Please use this identifier to cite or link to this item:

Mortuary Treatment, Pathology, and Social Relations of the Jiahu Community

File Size Format  
AP-v47n2-242-298.pdf 24.33 MB Adobe PDF View/Open

Item Summary

Title:Mortuary Treatment, Pathology, and Social Relations of the Jiahu Community
Authors:Smith, Barbara Li
Lee, Yun Kuen
mortuary practice
social reconstruction
projective ritual
LC Subject Headings:Prehistoric peoples--Asia--Periodicals.
Prehistoric peoples--Oceania--Periodicals.
East Asia--Antiquities--Periodicals.
Date Issued:2008
Publisher:University of Hawai'i Press (Honolulu)
Citation:Smith, B. L., and Y. K. Lee. 2008. Mortuary Treatment, Pathology, and Social Relations of the Jiahu Community. Asian Perspectives 47 (2): 242-98.
Series:Volume 47
Number 2
Abstract:Funeral ritual is a projective symbolic system where the treatment received by a deceased individual does not necessarily reflect the social position of that individual when living. Study of past social relations based on mortuary treatment alone is potentially ambiguous. Because many diseases leave indelible marks on the skeleton, human bones provide independent information reflecting the health and behavior of the deceased. Integrating the studies of mortuary treatment and osteological pathology can achieve a fuller understanding of past societies. Equipped with this hybrid methodology, we tried to unravel the social relations of an early Neolithic community at Jiahu in central China. The considerable difference in the quantity and quality of grave offerings indicates the presence of competitive display in funeral practice. However, the individuals buried in richly furnished graves had higher rates of iron-deficiency anemia than those buried in poorly furnished graves, indicating that higher status at death was not inherited but achieved. Osteoarthritis rates in the females were lower than that of the males, suggesting that they were less engaged in mechanically stressful activities. This sexual division of labor is reflected in a differential mortuary treatment in that fewer females were buried in the communal graveyards and their graves were furnished with less material wealth. Yet, the females had lower iron-deficiency anemia rates, suggesting that playing a physically less strenuous role did not hinder their access to critical resources such as meat in the diet. KEYWORDS: China, mortuary practice, pathology, social reconstruction, projective ritual.
ISSN:1535-8283 (E-ISSN)
0066-8435 (Print)
Appears in Collections: Asian Perspectives, 2008 - Volume 47, Number 2 (Fall)

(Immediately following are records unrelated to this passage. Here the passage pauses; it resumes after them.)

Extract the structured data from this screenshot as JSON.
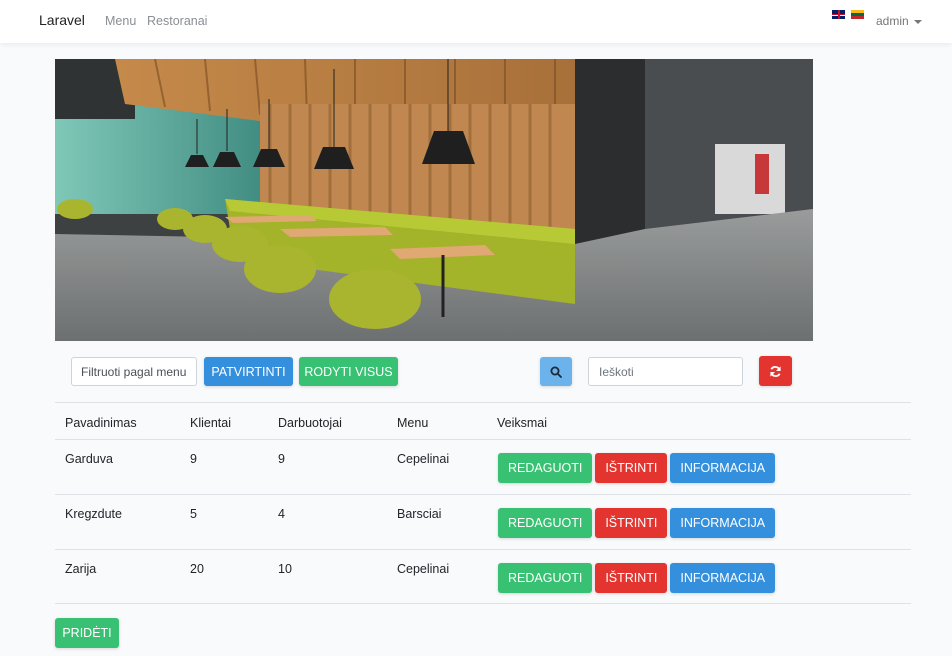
{
  "navbar": {
    "brand": "Laravel",
    "links": [
      "Menu",
      "Restoranai"
    ],
    "user": "admin",
    "flags": [
      "flag-en-icon",
      "flag-lt-icon"
    ]
  },
  "filter": {
    "placeholder": "Filtruoti pagal menu",
    "confirm_label": "PATVIRTINTI",
    "show_all_label": "RODYTI VISUS"
  },
  "search": {
    "placeholder": "Ieškoti",
    "button_icon": "search-icon",
    "reset_icon": "refresh-icon"
  },
  "table": {
    "headers": [
      "Pavadinimas",
      "Klientai",
      "Darbuotojai",
      "Menu",
      "Veiksmai"
    ],
    "rows": [
      {
        "name": "Garduva",
        "clients": "9",
        "workers": "9",
        "menu": "Cepelinai"
      },
      {
        "name": "Kregzdute",
        "clients": "5",
        "workers": "4",
        "menu": "Barsciai"
      },
      {
        "name": "Zarija",
        "clients": "20",
        "workers": "10",
        "menu": "Cepelinai"
      }
    ],
    "actions": {
      "edit": "REDAGUOTI",
      "delete": "IŠTRINTI",
      "info": "INFORMACIJA"
    }
  },
  "add_label": "PRIDĖTI",
  "colors": {
    "primary": "#3490dc",
    "success": "#38c172",
    "danger": "#e3342f",
    "info": "#6cb2eb"
  }
}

Please email if you need this content in ADA-compliant format.

Items in ScholarSpace are protected by copyright, with all rights reserved, unless otherwise indicated.